From the records below, pull each line that has "handle".
-=-=-
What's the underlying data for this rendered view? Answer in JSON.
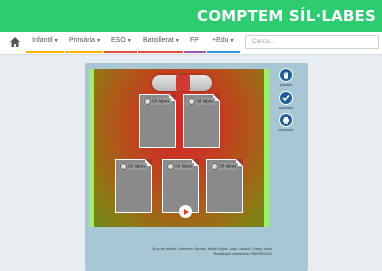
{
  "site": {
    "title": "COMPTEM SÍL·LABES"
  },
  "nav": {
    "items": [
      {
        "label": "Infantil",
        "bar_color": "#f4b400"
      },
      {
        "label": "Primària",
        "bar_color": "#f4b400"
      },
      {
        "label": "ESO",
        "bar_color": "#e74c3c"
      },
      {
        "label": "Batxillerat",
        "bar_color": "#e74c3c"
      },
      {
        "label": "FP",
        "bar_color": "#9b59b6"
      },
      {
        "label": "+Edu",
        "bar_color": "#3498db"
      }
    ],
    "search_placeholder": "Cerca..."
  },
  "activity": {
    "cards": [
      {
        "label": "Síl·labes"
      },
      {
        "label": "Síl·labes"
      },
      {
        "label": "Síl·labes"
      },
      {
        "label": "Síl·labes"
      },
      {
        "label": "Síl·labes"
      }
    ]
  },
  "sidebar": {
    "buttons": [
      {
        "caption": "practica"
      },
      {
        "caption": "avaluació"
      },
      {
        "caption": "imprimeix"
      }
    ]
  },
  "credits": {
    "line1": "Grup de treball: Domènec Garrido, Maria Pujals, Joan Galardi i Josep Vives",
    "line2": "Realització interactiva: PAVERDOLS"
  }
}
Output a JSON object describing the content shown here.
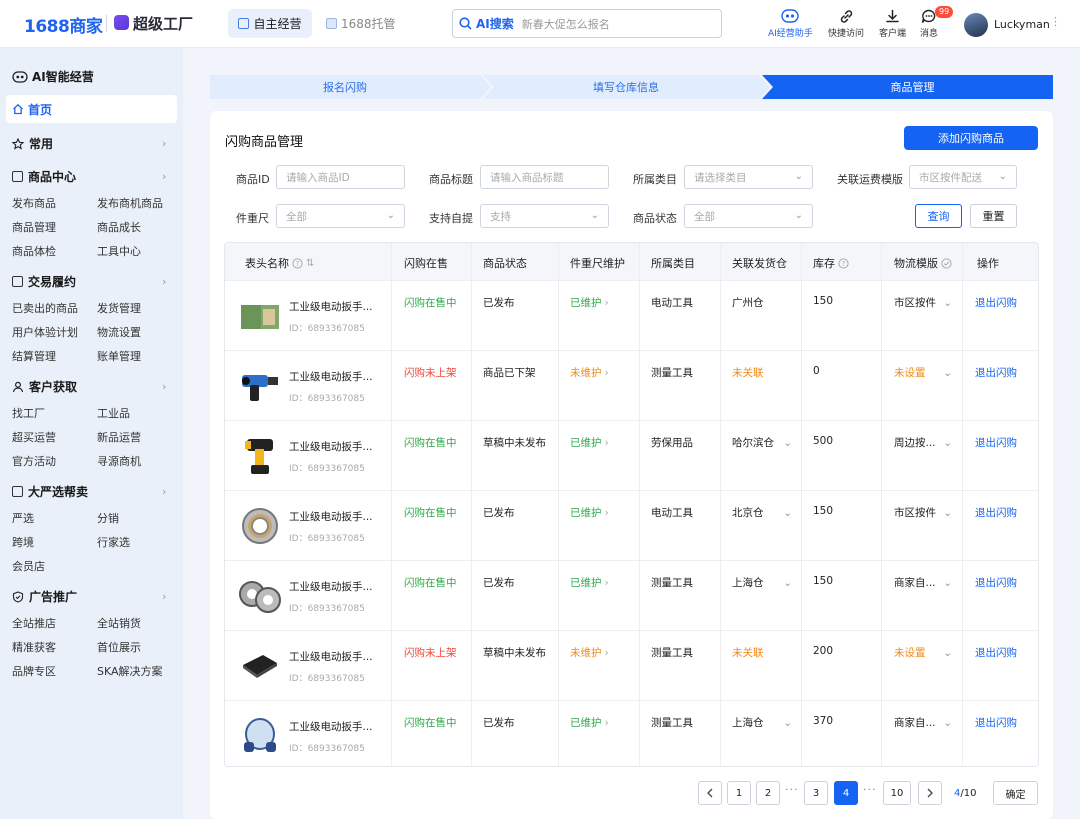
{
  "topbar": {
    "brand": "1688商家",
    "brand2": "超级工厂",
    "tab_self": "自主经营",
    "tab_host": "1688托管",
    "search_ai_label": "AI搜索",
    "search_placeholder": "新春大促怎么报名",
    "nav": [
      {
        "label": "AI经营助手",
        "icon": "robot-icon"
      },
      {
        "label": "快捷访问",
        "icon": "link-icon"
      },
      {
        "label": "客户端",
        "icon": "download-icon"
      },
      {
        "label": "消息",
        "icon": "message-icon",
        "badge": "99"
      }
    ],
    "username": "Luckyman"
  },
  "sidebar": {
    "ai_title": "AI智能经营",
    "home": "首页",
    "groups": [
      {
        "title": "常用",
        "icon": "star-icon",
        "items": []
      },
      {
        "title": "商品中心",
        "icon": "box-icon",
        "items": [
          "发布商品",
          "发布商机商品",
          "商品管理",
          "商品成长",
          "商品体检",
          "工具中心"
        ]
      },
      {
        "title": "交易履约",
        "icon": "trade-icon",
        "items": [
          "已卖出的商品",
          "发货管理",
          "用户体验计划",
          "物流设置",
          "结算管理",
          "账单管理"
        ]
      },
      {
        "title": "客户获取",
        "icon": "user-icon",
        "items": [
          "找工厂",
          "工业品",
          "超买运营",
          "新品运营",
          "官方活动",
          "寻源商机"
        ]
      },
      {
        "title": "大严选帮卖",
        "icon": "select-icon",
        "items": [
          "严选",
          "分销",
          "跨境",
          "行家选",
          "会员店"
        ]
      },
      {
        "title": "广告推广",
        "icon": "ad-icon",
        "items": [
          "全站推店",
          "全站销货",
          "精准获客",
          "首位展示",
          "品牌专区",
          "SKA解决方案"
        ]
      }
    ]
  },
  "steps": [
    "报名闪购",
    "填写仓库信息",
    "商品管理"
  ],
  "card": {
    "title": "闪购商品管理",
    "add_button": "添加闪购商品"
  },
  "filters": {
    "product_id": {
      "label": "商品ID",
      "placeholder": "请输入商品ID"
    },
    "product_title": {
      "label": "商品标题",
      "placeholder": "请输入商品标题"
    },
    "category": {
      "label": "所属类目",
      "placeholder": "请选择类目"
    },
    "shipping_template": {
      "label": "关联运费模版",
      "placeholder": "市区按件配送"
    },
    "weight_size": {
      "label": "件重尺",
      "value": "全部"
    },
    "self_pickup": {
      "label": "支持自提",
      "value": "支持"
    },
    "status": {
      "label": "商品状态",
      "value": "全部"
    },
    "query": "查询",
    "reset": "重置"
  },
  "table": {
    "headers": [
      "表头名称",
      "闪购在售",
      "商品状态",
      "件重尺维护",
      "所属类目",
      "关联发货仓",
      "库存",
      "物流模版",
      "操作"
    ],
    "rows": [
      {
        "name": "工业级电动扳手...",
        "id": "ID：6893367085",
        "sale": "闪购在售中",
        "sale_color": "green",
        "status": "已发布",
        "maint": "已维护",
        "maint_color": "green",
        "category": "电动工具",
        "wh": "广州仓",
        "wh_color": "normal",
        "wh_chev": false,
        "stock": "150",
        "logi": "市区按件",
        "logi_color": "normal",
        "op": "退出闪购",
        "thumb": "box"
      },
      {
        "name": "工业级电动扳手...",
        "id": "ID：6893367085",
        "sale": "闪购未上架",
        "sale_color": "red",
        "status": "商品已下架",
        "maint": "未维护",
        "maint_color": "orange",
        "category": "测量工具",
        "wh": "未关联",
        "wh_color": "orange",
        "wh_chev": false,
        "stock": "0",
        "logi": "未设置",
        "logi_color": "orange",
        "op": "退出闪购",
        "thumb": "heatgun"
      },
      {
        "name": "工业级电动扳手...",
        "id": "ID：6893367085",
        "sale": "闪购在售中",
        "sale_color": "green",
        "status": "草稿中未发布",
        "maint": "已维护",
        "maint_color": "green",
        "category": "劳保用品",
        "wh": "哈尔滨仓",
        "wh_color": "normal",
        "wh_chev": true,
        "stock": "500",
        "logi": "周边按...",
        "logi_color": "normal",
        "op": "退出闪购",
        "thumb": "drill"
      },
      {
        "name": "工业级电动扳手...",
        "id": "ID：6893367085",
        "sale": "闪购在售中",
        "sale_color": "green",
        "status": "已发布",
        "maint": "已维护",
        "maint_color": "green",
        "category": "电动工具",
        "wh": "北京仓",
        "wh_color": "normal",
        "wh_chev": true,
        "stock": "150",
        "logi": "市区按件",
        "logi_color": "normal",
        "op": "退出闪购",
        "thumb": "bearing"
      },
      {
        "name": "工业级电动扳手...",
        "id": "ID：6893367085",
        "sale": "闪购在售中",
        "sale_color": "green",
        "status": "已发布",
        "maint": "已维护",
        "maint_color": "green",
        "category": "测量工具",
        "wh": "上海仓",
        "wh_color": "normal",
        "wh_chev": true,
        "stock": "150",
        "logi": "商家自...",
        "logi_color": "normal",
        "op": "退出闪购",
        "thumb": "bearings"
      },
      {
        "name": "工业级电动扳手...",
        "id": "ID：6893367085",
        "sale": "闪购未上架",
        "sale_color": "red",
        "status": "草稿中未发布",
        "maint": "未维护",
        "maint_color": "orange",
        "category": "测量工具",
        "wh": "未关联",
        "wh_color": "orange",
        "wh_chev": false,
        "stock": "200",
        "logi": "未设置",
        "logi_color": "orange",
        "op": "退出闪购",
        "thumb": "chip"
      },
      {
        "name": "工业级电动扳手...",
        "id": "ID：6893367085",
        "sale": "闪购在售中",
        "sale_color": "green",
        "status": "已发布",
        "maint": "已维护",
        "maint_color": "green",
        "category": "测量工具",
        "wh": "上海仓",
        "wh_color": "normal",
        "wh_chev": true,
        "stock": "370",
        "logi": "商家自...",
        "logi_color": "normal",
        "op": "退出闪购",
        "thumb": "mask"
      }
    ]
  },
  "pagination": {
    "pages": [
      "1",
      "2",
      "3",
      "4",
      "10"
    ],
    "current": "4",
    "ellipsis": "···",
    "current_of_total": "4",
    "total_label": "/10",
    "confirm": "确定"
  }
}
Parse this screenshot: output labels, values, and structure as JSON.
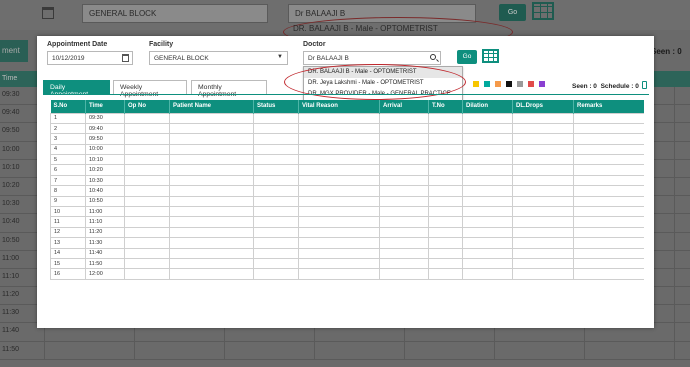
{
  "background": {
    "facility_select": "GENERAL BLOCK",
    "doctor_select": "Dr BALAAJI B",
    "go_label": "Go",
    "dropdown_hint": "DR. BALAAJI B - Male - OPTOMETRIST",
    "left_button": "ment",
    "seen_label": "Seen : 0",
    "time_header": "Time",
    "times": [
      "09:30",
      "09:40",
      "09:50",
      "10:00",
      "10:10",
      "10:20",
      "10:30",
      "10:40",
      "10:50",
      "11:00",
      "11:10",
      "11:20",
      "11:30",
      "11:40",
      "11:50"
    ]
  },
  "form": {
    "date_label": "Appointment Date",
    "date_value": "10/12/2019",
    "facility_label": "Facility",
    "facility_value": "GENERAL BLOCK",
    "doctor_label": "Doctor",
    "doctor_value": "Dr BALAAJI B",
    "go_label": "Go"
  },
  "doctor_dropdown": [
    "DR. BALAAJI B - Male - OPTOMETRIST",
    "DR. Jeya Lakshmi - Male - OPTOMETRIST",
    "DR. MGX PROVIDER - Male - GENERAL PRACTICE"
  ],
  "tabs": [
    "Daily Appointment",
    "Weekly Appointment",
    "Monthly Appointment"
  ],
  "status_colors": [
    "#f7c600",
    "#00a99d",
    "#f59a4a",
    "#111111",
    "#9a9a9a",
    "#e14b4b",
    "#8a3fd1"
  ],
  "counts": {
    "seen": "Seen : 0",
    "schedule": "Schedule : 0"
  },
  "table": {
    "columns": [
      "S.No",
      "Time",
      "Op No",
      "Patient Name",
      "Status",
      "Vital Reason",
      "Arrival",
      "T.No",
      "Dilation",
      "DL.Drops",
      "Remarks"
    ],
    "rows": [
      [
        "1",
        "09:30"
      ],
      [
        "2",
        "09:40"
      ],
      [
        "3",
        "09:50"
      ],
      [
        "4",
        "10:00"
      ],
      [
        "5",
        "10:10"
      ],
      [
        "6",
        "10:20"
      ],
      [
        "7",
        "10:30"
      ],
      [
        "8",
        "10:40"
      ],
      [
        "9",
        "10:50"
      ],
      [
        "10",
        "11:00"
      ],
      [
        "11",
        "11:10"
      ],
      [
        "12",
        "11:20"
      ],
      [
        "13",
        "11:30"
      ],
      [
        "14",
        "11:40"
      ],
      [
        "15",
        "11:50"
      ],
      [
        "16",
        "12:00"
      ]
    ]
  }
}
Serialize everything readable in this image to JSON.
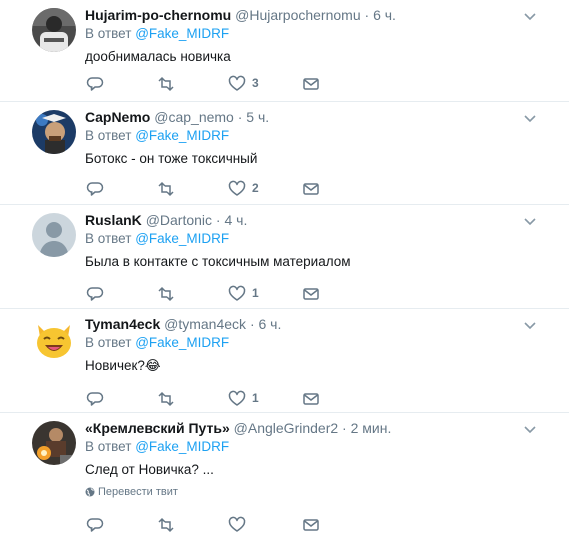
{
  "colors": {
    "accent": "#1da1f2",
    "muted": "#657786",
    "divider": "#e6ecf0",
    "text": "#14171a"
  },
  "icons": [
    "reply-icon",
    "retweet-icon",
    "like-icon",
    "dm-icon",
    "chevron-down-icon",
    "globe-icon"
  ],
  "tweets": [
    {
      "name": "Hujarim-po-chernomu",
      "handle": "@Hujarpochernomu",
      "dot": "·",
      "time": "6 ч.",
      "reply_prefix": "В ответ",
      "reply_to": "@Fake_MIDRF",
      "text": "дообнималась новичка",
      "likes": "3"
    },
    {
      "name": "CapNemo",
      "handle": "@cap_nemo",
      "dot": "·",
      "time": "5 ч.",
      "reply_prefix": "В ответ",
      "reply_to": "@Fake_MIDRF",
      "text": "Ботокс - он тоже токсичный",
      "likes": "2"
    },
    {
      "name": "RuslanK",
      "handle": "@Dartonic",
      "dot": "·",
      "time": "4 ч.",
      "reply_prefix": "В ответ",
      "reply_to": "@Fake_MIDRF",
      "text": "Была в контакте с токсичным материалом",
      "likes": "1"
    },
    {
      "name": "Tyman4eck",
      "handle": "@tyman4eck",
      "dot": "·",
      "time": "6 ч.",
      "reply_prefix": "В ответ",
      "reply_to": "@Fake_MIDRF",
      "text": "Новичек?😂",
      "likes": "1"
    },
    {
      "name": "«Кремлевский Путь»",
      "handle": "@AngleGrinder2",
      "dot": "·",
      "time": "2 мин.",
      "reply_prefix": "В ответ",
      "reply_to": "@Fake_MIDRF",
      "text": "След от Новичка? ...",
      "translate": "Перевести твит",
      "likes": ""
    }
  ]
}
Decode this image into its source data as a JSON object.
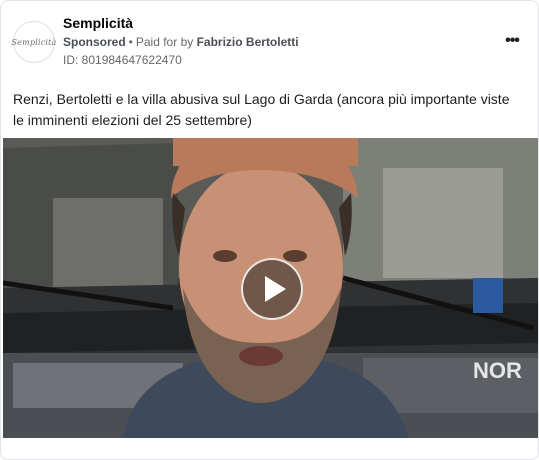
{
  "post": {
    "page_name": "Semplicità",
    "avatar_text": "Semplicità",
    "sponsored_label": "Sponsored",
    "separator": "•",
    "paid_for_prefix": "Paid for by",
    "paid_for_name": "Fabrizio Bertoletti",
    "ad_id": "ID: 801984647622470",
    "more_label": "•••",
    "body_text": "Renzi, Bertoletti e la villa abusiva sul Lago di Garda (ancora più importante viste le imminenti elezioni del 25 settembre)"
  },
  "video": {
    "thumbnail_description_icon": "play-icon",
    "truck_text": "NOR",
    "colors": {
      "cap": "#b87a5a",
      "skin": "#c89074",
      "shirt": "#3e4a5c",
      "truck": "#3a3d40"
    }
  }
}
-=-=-
TASK ANSWER:
      "handle": "@Hujarpochernomu",
      "handle": "@cap_nemo",
      "handle": "@Dartonic",
      "handle": "@tyman4eck",
      "handle": "@AngleGrinder2",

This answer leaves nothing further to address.